§ Exercise brief
Search the material below for the word "close". Copy every line where it is found.

§ Given data

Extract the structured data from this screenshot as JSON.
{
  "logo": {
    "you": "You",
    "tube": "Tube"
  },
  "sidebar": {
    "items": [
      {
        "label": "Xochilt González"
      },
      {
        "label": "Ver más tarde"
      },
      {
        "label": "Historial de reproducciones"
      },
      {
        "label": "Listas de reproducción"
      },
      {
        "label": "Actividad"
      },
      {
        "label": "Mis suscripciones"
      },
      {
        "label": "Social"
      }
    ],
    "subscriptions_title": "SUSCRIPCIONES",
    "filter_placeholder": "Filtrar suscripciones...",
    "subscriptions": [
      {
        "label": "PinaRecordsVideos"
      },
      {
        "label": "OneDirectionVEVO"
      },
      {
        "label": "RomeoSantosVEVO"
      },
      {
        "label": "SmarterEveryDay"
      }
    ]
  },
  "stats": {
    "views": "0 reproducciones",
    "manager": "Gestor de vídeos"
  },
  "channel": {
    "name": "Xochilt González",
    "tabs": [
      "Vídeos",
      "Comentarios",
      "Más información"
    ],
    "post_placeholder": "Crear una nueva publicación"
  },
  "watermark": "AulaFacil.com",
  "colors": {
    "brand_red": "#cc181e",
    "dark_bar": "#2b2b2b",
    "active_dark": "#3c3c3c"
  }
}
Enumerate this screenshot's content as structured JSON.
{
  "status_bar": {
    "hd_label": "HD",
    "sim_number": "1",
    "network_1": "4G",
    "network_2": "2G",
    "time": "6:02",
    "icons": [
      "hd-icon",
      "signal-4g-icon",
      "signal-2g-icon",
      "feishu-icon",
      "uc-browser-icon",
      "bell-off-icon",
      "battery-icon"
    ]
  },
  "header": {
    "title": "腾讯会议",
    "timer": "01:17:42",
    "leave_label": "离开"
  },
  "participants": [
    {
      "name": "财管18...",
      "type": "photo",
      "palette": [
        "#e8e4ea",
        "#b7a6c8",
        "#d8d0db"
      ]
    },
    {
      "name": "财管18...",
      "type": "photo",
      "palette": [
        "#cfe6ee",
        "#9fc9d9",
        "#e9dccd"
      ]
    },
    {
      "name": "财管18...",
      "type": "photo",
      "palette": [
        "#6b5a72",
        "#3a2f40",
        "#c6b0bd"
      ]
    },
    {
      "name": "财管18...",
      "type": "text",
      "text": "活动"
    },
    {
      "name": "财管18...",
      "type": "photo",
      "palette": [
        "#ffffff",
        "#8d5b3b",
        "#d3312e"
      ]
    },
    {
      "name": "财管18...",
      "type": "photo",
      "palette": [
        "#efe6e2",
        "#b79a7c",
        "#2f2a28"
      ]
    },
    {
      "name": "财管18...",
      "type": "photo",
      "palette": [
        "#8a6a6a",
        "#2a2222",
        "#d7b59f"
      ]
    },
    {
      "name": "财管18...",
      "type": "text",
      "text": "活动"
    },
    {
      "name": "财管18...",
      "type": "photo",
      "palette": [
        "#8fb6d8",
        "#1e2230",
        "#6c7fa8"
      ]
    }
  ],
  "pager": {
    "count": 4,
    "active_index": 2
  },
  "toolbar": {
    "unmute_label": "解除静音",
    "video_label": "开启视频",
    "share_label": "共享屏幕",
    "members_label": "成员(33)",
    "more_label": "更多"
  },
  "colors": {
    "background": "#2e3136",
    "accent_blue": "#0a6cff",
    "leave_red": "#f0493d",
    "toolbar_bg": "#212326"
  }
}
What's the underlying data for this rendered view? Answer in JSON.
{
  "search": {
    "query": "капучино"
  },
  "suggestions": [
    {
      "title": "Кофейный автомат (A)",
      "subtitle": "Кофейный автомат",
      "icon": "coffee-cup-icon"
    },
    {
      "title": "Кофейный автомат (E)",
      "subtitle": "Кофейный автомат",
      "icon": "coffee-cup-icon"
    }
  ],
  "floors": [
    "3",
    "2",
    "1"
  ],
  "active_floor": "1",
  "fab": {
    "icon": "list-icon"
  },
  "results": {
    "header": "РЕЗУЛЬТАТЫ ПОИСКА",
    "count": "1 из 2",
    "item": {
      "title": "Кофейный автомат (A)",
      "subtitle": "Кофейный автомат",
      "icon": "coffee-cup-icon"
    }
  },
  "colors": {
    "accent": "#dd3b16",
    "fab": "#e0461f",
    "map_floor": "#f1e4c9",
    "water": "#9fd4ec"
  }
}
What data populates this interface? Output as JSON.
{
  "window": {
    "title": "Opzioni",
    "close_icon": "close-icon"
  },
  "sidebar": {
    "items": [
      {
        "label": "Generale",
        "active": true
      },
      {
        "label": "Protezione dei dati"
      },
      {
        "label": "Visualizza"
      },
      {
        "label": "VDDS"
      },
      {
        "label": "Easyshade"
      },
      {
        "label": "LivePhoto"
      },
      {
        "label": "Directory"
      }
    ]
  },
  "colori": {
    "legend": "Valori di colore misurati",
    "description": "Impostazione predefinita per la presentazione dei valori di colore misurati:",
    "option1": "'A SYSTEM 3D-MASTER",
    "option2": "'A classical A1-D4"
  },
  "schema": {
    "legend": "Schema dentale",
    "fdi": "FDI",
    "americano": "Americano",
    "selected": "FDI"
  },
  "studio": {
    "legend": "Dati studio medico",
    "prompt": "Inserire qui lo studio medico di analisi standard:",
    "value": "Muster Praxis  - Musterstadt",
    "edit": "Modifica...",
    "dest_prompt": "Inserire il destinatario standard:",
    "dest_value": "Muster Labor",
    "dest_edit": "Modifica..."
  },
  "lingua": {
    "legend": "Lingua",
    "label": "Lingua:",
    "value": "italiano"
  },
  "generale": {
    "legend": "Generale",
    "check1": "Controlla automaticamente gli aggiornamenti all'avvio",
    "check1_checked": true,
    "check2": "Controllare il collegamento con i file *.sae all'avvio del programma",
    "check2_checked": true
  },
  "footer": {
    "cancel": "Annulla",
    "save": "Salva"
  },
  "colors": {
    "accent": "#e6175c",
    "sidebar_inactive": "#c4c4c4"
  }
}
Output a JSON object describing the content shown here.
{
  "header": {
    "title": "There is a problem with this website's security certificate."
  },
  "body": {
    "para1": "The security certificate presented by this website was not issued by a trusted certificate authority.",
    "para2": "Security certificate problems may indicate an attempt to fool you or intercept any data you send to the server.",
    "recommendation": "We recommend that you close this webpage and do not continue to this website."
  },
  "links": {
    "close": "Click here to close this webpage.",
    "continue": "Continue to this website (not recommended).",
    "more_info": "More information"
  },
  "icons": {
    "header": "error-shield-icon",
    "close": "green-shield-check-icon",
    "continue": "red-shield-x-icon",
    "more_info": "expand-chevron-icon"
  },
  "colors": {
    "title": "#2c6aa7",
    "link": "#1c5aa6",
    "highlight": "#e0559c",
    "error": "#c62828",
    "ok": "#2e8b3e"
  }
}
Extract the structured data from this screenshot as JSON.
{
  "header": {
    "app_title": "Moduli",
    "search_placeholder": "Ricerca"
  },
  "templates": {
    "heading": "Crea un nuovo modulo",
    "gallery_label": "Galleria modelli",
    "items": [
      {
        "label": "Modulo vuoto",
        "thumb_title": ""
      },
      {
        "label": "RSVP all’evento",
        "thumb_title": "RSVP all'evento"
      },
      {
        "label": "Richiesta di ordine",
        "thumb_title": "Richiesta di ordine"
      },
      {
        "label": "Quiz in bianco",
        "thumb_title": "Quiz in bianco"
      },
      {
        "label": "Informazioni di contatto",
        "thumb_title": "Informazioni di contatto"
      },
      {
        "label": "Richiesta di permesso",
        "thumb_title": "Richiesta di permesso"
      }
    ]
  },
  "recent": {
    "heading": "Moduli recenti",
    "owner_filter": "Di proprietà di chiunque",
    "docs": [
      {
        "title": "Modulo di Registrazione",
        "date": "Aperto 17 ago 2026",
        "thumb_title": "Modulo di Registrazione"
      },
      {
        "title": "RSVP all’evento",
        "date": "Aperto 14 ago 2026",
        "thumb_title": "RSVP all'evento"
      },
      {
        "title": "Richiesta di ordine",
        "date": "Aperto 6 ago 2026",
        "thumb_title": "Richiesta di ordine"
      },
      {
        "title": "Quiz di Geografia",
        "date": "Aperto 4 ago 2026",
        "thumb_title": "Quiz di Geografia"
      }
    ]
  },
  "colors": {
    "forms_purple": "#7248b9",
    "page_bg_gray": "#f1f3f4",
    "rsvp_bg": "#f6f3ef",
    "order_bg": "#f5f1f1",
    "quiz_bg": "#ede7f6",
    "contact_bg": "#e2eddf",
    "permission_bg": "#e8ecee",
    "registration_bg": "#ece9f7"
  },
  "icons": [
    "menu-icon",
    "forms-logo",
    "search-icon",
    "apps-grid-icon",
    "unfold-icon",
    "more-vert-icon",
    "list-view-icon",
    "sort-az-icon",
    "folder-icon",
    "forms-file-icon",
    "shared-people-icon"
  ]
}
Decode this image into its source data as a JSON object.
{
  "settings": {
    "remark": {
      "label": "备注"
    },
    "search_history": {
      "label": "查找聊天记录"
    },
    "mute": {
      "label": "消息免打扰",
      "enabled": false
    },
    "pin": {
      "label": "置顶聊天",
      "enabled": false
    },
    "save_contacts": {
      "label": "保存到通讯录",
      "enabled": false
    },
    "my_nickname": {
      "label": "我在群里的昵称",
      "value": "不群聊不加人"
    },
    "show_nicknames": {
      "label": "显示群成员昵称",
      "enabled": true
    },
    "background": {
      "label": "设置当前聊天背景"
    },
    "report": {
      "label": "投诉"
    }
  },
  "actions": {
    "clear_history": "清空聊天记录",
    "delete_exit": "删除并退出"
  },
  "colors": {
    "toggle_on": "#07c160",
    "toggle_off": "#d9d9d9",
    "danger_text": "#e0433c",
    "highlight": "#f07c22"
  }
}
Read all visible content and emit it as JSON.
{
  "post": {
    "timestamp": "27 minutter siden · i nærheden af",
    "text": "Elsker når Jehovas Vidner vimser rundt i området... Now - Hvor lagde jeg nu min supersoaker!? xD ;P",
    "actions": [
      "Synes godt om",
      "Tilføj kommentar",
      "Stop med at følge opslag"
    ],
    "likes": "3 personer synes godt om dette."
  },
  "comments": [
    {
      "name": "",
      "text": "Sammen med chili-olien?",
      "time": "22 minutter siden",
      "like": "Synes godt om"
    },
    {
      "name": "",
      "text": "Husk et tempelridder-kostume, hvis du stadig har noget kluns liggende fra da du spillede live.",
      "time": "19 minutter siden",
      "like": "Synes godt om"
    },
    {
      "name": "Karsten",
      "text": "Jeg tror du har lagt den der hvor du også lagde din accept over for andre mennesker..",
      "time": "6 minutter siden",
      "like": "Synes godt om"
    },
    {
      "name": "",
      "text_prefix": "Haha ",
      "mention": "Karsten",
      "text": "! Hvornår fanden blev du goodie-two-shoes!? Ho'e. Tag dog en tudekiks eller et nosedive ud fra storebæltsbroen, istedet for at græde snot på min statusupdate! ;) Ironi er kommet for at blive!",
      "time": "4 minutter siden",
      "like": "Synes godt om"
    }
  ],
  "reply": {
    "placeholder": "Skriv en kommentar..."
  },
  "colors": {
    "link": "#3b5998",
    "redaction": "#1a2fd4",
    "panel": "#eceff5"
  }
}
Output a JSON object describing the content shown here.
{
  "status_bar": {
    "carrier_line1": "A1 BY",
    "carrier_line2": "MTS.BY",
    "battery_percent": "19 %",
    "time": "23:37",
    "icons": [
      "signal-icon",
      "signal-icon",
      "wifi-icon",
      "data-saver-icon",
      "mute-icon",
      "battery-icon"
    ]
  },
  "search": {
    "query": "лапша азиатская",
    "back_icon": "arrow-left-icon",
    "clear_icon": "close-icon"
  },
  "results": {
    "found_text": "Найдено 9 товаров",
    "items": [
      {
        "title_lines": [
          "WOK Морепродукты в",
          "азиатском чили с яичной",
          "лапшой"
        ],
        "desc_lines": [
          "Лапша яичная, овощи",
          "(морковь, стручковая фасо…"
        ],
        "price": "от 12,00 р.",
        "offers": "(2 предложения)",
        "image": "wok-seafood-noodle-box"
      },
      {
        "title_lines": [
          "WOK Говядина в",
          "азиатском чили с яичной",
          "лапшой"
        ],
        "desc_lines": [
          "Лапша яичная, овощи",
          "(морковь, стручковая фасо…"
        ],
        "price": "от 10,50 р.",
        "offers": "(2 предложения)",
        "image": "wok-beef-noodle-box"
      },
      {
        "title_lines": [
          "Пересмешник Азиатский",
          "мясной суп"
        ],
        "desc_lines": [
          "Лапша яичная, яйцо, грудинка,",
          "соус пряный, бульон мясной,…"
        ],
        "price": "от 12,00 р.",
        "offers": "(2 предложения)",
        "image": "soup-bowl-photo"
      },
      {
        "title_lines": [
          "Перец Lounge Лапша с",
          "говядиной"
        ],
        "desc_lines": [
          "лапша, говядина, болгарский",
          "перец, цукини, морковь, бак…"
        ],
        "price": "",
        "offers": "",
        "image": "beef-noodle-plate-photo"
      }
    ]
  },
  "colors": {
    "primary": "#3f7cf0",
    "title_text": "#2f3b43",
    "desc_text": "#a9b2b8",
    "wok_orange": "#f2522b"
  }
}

§ Answer section
    "close_icon": "close-icon"
    "recommendation": "We recommend that you close this webpage and do not continue to this website."
    "close": "Click here to close this webpage.",
    "close": "green-shield-check-icon",
    "clear_icon": "close-icon"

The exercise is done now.